■ WORK INSTRUCTIONS:
What number of lines in the listing contain "logo"? Answer with that number only.
[Opening RECORDS FOR PROCESSING section]
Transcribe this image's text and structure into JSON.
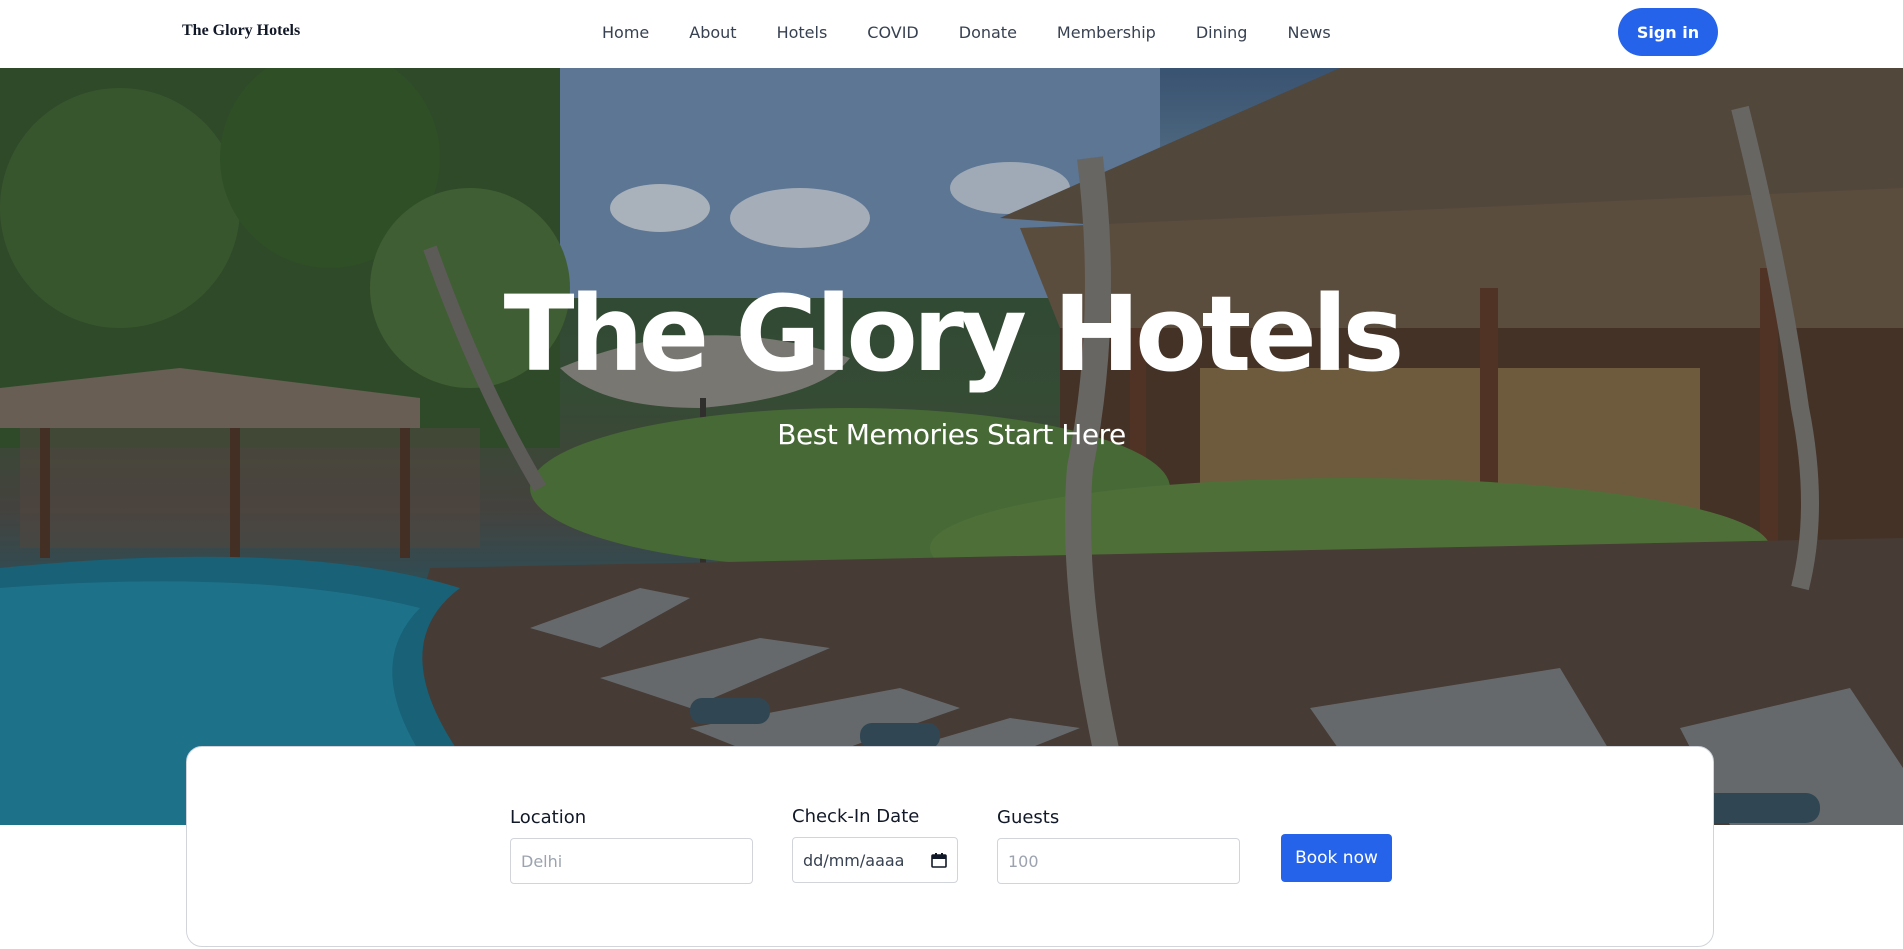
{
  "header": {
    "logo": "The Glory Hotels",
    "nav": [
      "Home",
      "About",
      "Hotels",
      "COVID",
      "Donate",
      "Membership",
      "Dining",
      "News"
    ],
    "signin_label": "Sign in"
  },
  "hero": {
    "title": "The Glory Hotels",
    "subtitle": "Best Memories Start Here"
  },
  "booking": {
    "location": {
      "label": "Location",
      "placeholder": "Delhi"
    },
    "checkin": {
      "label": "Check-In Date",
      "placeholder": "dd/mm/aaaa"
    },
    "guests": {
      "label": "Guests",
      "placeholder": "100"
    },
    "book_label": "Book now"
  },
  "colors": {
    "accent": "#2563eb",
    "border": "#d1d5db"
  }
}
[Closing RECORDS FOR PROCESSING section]
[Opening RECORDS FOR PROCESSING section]
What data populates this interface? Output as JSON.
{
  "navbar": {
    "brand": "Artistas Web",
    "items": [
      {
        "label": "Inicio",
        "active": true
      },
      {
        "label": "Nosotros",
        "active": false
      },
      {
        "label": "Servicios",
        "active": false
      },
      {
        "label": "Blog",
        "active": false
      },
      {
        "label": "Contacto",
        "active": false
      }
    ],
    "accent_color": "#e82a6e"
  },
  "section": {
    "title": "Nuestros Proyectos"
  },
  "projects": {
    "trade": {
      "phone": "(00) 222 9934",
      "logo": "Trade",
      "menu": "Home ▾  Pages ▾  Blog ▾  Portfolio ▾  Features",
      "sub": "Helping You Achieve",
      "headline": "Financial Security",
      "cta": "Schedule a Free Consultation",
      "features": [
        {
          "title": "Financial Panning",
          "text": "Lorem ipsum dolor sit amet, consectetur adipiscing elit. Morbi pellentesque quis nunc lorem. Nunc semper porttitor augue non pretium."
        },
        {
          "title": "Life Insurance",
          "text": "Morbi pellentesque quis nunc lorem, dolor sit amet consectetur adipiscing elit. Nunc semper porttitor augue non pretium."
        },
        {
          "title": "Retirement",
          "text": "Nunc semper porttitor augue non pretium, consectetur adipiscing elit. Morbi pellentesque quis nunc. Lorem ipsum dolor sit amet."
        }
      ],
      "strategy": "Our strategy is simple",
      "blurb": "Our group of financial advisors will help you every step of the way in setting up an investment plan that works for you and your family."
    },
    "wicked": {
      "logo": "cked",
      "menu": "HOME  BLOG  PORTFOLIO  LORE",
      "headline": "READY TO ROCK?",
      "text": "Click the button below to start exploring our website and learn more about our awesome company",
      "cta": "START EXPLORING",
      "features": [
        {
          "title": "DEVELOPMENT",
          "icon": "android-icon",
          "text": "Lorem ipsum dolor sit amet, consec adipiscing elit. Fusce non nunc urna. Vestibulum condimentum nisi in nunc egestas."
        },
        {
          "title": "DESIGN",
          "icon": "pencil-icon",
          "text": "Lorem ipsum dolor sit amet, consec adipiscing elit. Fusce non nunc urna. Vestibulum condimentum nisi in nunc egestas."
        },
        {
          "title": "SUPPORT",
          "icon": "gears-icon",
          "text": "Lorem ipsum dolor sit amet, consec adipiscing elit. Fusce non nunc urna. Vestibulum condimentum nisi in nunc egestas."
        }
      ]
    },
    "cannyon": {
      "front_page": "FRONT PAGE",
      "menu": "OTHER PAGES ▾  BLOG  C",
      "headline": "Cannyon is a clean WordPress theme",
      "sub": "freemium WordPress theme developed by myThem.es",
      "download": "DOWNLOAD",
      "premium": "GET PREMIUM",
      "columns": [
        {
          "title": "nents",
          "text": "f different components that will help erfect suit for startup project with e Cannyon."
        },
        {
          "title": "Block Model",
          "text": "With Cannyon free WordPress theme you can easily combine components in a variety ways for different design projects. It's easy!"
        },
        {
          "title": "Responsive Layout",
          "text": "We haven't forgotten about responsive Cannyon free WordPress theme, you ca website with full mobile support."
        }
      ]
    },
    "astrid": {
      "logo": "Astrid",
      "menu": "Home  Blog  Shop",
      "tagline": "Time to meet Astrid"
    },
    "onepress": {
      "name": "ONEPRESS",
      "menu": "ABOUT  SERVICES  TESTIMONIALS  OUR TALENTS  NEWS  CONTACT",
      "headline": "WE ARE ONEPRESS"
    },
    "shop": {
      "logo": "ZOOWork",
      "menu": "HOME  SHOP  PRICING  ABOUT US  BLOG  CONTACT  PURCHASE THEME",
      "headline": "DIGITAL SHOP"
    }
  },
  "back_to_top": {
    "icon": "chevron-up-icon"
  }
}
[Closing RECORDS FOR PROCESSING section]
■ ANSWER TO THIS TASK:
5